Lakshmi VV, Gowrishankar NL, Sangeetha R and Jejeena M: A systematic review on diagnosis and management of postmenopausal osteoporosis. Int J Pharm Sci Res 2017; 8(12): 5001-11.doi: 10.13040/IJPSR.0975-8232.8(12).5001-11.
All © 2013 are reserved by International Journal of Pharmaceutical Sciences and Research. This Journal licensed under a Creative Commons Attribution-NonCommercial-ShareAlike 3.0 Unported License.
V. V. Lakshmi*, N. L. Gowrishankar, R. Sangeetha and M. Jejeena

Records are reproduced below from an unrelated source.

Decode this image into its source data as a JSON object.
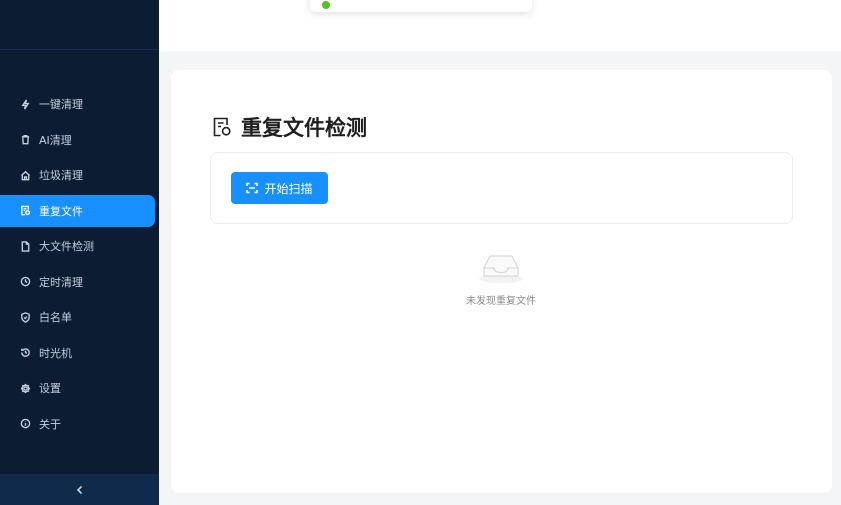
{
  "sidebar": {
    "items": [
      {
        "label": "一键清理",
        "icon": "lightning-icon",
        "active": false
      },
      {
        "label": "AI清理",
        "icon": "trash-icon",
        "active": false
      },
      {
        "label": "垃圾清理",
        "icon": "house-icon",
        "active": false
      },
      {
        "label": "重复文件",
        "icon": "duplicate-file-icon",
        "active": true
      },
      {
        "label": "大文件检测",
        "icon": "file-icon",
        "active": false
      },
      {
        "label": "定时清理",
        "icon": "clock-icon",
        "active": false
      },
      {
        "label": "白名单",
        "icon": "shield-icon",
        "active": false
      },
      {
        "label": "时光机",
        "icon": "history-icon",
        "active": false
      },
      {
        "label": "设置",
        "icon": "gear-icon",
        "active": false
      },
      {
        "label": "关于",
        "icon": "info-icon",
        "active": false
      }
    ],
    "collapse_icon": "chevron-left-icon"
  },
  "main": {
    "title": "重复文件检测",
    "title_icon": "duplicate-file-icon",
    "scan_button": "开始扫描",
    "empty_text": "未发现重复文件"
  },
  "colors": {
    "sidebar_bg": "#0b1c33",
    "accent": "#1890ff",
    "status_dot": "#52c41a"
  }
}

Department of Pharmaceutical Chemistry, Prime College of Pharmacy, Erattayal, Kerala, India.
10 April, 2017
28 July, 2017
17 August, 2017
01 December, 2017